If I could dedicate my life to collecting something without any pressure or need to tell if it will be deducted from my account before or after the weekend, if I could hoard, accumulate or become obsessed with a specific, precise, unique obsession, if I could collect something, I would collect moments in which an error accidentally creeped into a studio recording, an unexpected one, like when in the middle of a domestic/dramatic moment of listening you realize that in the violins of a certain movement of an unknown composition, the sound of someone turning a page of the score reminds you that the sonic literature of that epic moment is personal and non-transferable.
It is within this plane of the personal and non-transferable in which waves of resistance arise, vibrations of a frequency below 10,000 Hz, those which are heard by the body. These are waves that refuse to spread through the air but are instead a latent explosion, a potential chaos or that simply are like those songs/secrets/treasures we avoid listening to or sharing with others for fear of them becoming diluted, disappearing, despite knowing that this will not happen. Experience and empirical/domestic experience have shown that no matter how much I say your name, no matter how much I call out to you, it will not fade away.
This text is a secret shared with the air but avoiding the consequences, words that when multiplied sketch a polymer that avoids Gaussian blur and appears before us. For some time now I have been thinking about the chords that set in motion the internal vibration of certain moments, that have become music or drama, or that have simply lain dormant waiting to explode. Sometimes I like to think that these vibrations emit colors, that they follow the rules of certain states of matter, that they are an object or something that can be handled, shared or exchanged, that they can be the amplifying element of empathy.
I imagine that when a friend comes to dissolve one of these resistant waves I need only say It’s Ok To Cry to avoid characters, commonplaces and even Marc Augé.
Sophie is always there (ALSO)
Let’s stop preaching to the birds and let them sing.
“Hello everyone. My name is Laia Estruch, and I would like to announce…”
That’s how it all started, at least for me. That statement, sung and converted into a jingle with multiple versions, touched me.
A few months ago, David Armengol and I recalled that moment.

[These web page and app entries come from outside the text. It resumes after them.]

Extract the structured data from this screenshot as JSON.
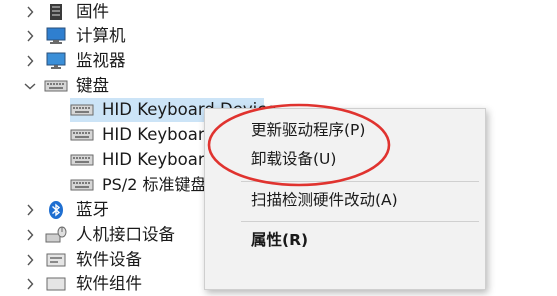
{
  "tree": {
    "items": [
      {
        "label": "固件",
        "icon": "firmware-icon",
        "expander": "chevron-right-icon"
      },
      {
        "label": "计算机",
        "icon": "computer-icon",
        "expander": "chevron-right-icon"
      },
      {
        "label": "监视器",
        "icon": "monitor-icon",
        "expander": "chevron-right-icon"
      },
      {
        "label": "键盘",
        "icon": "keyboard-icon",
        "expander": "chevron-down-icon"
      },
      {
        "label": "HID Keyboard Device",
        "icon": "keyboard-icon"
      },
      {
        "label": "HID Keyboard Device",
        "icon": "keyboard-icon"
      },
      {
        "label": "HID Keyboard Device",
        "icon": "keyboard-icon"
      },
      {
        "label": "PS/2 标准键盘",
        "icon": "keyboard-icon"
      },
      {
        "label": "蓝牙",
        "icon": "bluetooth-icon",
        "expander": "chevron-right-icon"
      },
      {
        "label": "人机接口设备",
        "icon": "hid-icon",
        "expander": "chevron-right-icon"
      },
      {
        "label": "软件设备",
        "icon": "software-device-icon",
        "expander": "chevron-right-icon"
      },
      {
        "label": "软件组件",
        "icon": "software-component-icon",
        "expander": "chevron-right-icon"
      }
    ]
  },
  "context_menu": {
    "update_driver": "更新驱动程序(P)",
    "uninstall_device": "卸载设备(U)",
    "scan_hardware": "扫描检测硬件改动(A)",
    "properties": "属性(R)"
  },
  "colors": {
    "selection": "#cce4f7",
    "annotation_ellipse": "#e0332f",
    "menu_background": "#f2f2f2",
    "bluetooth": "#1f6fd1",
    "monitor": "#3b8fd8"
  }
}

Laia was there but I didn’t dare tell her that listening to her sing, listening to her embody that jingle, was the greatest feeling of belonging to and the safest space in Barcelona, at least Barcelona on Thursdays at 7:00 p.m. in La Capella, or La Miró, or MACBA…
For me it was the introduction of days to come, the opening of a new path. It is a secret that from time to time I listen to, relive and that reminds me that sometimes generations matter, that although they label and oppresses there are things one chooses to adopt, to dramatize and to make one’s own in order to finish a phase before night falls.
Years ago (when I was probably 19 or 20), it was summer and I was in the town where I lived as a child, a town a couple of miles from the house where I spent my adolescence and all the operettas. I don’t drive, I have a license but I don’t drive and that surely occupied a third of the family conversations that summer. I remember repeatedly listening to Everything in its Right Place by Radiohead while hiding in my parents’ garage, and how the headphones protected me, how they created an ephemeral intimacy in a family home that has always been a communal space for the whole town.
I left the window open so the heat wouldn’t drive me any more crazy than Radiohead’s KID A was already doing. The summer was normal, heat, bike rides, obligatory naps and pipes at night, but one hot day my cousin Rosi (I’m related to most of the town) told me:
“I was looking for you in the garage but then I saw you dancing and moving with your headphones on.”
I pretended not to have heard her and continued my summer.
That day, I realized that any slight carelessness can cause The Other to be lost.
Below are some new KID A and secrets. You won’t catch me dancing to them with my headphones on, but please, if we see each other on the street, don’t talk to me, it would break the magic, it would dilute the secret.
[Highlighted Image: Susurrar un bosque. Fito Conesa (Midjourney)]